[[ Supplied records, beginning ]]

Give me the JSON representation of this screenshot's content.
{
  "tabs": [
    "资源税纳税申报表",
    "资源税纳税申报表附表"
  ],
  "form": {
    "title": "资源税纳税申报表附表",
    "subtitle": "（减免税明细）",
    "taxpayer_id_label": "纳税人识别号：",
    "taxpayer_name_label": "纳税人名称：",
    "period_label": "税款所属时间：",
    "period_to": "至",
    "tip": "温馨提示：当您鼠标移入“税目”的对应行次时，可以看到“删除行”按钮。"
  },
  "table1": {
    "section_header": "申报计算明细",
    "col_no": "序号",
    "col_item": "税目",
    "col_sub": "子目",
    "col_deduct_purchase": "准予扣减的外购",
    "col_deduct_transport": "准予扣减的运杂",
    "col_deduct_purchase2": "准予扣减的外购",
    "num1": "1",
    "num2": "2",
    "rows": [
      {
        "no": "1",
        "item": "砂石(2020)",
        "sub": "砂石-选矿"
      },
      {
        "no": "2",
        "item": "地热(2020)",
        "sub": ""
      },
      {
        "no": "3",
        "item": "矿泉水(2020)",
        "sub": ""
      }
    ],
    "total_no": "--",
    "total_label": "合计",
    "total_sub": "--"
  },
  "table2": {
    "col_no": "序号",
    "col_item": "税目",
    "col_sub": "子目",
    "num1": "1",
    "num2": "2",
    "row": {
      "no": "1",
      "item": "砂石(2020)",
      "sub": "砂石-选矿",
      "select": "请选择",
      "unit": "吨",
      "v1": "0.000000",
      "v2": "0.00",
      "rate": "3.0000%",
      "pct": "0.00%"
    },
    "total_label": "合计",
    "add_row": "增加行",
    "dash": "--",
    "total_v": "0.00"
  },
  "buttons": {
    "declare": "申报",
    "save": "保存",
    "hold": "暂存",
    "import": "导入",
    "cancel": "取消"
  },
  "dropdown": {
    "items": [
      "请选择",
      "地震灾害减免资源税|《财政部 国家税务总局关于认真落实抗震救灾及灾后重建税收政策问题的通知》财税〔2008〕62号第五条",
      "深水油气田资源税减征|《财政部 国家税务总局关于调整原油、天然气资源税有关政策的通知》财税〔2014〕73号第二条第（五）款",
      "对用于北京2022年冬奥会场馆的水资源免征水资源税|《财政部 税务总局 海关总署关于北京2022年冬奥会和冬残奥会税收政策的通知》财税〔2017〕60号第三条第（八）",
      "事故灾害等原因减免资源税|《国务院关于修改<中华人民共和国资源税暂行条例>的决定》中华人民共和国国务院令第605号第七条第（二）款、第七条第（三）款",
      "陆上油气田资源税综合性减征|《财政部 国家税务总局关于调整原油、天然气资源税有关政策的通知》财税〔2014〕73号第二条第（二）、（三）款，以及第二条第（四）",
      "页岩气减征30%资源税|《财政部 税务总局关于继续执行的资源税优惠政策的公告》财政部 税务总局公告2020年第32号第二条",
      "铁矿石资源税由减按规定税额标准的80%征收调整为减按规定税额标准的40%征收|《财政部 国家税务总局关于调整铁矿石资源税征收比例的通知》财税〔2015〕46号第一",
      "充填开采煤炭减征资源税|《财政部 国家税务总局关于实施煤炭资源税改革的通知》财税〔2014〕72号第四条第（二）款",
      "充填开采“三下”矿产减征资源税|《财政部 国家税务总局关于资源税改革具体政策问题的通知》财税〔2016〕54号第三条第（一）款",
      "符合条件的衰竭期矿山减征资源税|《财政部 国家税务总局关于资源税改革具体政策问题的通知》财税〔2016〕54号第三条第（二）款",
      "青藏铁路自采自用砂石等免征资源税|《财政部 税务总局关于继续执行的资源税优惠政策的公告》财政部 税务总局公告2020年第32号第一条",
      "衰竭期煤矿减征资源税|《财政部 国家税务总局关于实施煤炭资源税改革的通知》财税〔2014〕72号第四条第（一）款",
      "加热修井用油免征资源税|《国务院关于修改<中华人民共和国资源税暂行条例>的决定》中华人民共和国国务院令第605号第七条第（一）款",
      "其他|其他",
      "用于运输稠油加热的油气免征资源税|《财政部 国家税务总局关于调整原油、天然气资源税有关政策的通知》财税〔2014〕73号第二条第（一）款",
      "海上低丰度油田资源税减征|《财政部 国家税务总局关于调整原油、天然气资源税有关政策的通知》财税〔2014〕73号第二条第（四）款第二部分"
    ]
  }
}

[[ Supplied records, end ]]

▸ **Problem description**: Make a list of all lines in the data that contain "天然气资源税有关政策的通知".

▸ **Completed exercise**:
      "深水油气田资源税减征|《财政部 国家税务总局关于调整原油、天然气资源税有关政策的通知》财税〔2014〕73号第二条第（五）款",
      "陆上油气田资源税综合性减征|《财政部 国家税务总局关于调整原油、天然气资源税有关政策的通知》财税〔2014〕73号第二条第（二）、（三）款，以及第二条第（四）",
      "用于运输稠油加热的油气免征资源税|《财政部 国家税务总局关于调整原油、天然气资源税有关政策的通知》财税〔2014〕73号第二条第（一）款",
      "海上低丰度油田资源税减征|《财政部 国家税务总局关于调整原油、天然气资源税有关政策的通知》财税〔2014〕73号第二条第（四）款第二部分"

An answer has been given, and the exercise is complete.